Page 12 of the Scottish Daily Mail, meanwhile, reports adverse reaction to BBC TV last Friday placing at the top of its news agenda an apology by golfer, Tiger Woods, about his extra-marital affairs. “The BBC has faced fresh accusations of dumbing down over its extensive coverage of Tiger Woods's apology last week. Scores of viewers complained about the golfer being the top story on the day 1600 workers lost their jobs as the North-East's last steel plant was shut down.”

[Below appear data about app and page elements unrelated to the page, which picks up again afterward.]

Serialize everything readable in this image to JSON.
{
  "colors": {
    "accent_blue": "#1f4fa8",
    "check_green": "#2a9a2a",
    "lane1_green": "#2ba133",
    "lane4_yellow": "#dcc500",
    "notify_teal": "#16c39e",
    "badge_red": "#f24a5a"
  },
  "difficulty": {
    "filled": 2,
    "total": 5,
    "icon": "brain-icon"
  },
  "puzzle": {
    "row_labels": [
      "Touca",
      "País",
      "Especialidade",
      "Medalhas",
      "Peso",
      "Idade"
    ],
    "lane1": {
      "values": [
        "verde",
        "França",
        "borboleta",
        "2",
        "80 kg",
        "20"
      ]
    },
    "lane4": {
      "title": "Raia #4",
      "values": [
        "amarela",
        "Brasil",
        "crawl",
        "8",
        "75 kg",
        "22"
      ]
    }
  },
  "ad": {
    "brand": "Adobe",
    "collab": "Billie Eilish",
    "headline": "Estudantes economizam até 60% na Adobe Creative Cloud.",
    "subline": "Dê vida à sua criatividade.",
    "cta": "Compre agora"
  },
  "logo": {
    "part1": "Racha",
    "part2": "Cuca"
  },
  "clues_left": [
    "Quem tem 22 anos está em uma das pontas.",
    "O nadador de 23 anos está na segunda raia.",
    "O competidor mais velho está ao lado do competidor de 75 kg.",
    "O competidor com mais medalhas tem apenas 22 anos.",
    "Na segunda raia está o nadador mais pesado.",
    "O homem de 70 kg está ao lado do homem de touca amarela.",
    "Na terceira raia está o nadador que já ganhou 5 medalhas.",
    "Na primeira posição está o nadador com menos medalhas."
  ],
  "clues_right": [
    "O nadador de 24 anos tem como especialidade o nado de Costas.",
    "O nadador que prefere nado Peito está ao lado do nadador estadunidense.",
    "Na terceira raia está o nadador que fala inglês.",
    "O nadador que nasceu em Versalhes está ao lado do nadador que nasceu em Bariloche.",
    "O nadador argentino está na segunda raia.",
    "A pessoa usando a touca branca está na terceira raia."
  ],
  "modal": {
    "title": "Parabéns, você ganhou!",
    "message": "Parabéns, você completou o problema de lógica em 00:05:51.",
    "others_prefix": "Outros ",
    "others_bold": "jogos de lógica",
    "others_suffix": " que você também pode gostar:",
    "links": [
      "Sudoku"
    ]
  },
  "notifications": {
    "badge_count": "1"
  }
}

The report continues: “Last Friday also saw British Gas report a 50 per cent profit rise despite the economic downturn, while it emerged that another British soldier had been killed fighting the Taliban. But rather than leading with these stories, the golfer's public apology for a string of extra-marital affairs, was chosen as the headline story on BBC1's main evening bulletin. The corporation received 283 formal complaints, while many more voiced their dissatisfaction on internet messageboards.”

Google is also in the news. Says The Scotsman (page 8 of its business supplement): “Web search giants Google has been ordered to address allegations from rivals that it actively demotes their websites in its search rankings. The European Commission revealed yesterday it had asked the internet heavyweight to look into the matter after receiving complaints from three of its rivals.”

But the Scottish Daily Mail (page 35) takes a different tack: “Three Google bosses have been found guilty of violating privacy laws after a video of an autistic boy being punched and kicked was posted on the internet. The case is the first of its kind and has raised concerns over web freedom. The footage, posted on Google Video in September 2006, showed an autistic teenager cowering as he was attacked by four boys at a school in Turin, Italy.”

It continues: “Judge Oscar Magi delivers his verdict today. He sentenced the three executives to a six-month suspended sentence and absolved them of defamation charges. Prosecutors in Milan argued that the video violated the boy's privacy and should have been taken down more quickly, but lawyers for Google said it was impossible to regulate the thousands of hours of footage uploaded every day to sites such as Google Video and YouTube.”

The Guardian has the same, conviction angle on its front page, suggesting the conviction then “escalated into a diplomatic incident when the US ambassador took the unusual step of deploring the verdict”. But it's a side tale to its Coulson story.

Moving on, and page 3 of The Herald says that ITV presenter, Lisa Aziz, is “leaving for personal reasons”. It follows her withdrawing, and apologising, for a series of race, sex and age discrimination allegations she made against colleagues.

And finally, the Guardian, on page 6, reports an anticipated Home Office recommendation that 'lads mags', Nuts and Zoo, should be made 'top shelf titles' with age restrictions on their sale.